Project manager Kerry Dixon knows that renovating Iowa State's century-old buildings may turn up a few treasures. In the last decade, she's been involved in restoration projects for Morrill Hall, Curtiss Hall and State Gym.
What's been unusual about the interior demolition of Marston Hall, which began in earnest last month, is the volume of historical pieces discovered. Workers have recovered about a dozen pieces so far and Dixon expects to find more in the next two months as the building's interior structural support is reconfigured to create larger classroom spaces.
The pieces vary in size from several three-inch inkwells to a two-foot cider barrel. It appears they may vary in age from late 19th century to as "recent" as the 1930s. So far, the pieces have been retrieved from two locations: the building's attic, accessible only by a steel wall ladder on the fourth floor; or the dirt just beneath the building's six-inch concrete pad.
The former Engineering Hall was completed in 1903.
On display during February

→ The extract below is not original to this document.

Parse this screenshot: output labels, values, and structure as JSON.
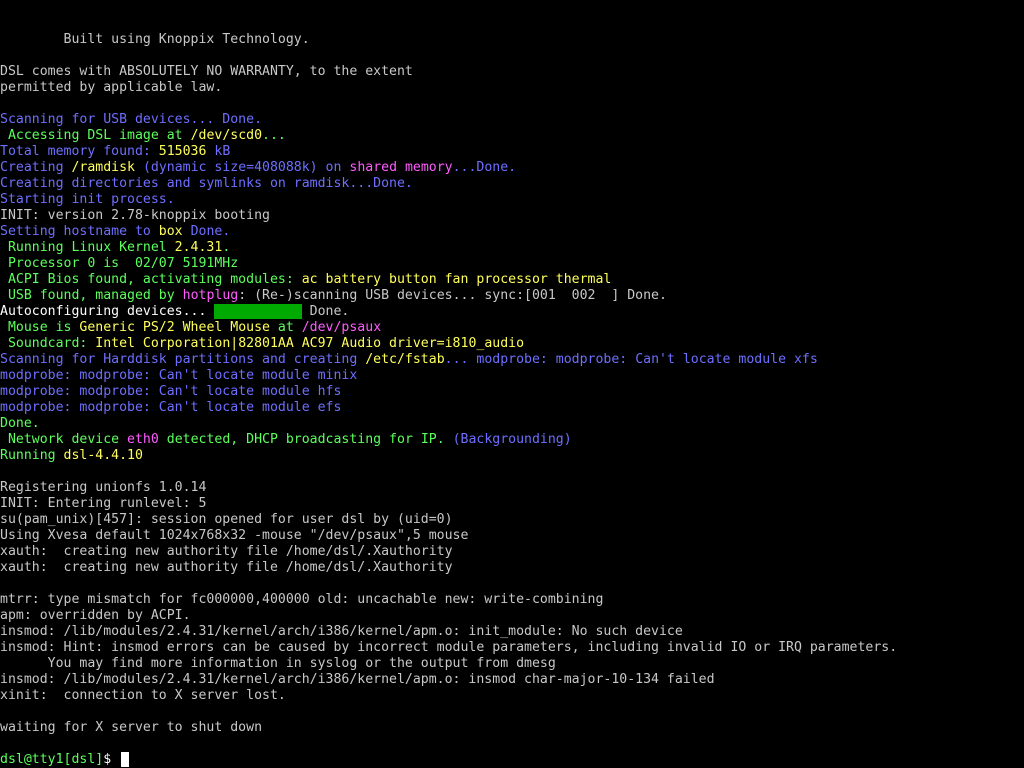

Dixon said university archives will have dibs on any of the pieces it would like for its collection. Depending on the College of Engineering's plans, other pieces could be featured in an exhibit when the renovated building reopens. She said the College of Agriculture and Life Sciences is developing such an exhibit from the Curtiss renovation. In the near-term, the Marston pieces will be on display next month in a facilities planning and management public display case near 146 General Services Building.
Marston Hall's $27 million renovation, which includes all 60,000 square feet of the building, creates classrooms, student services offices and visitor and student spaces on the first two floors, and moves the college's administrative units to the top two floors. The project is being paid for by university and college funds (about two-thirds) and private gifts (about one-third). Dixon said work remains on schedule for an anticipated May 2016 move-in.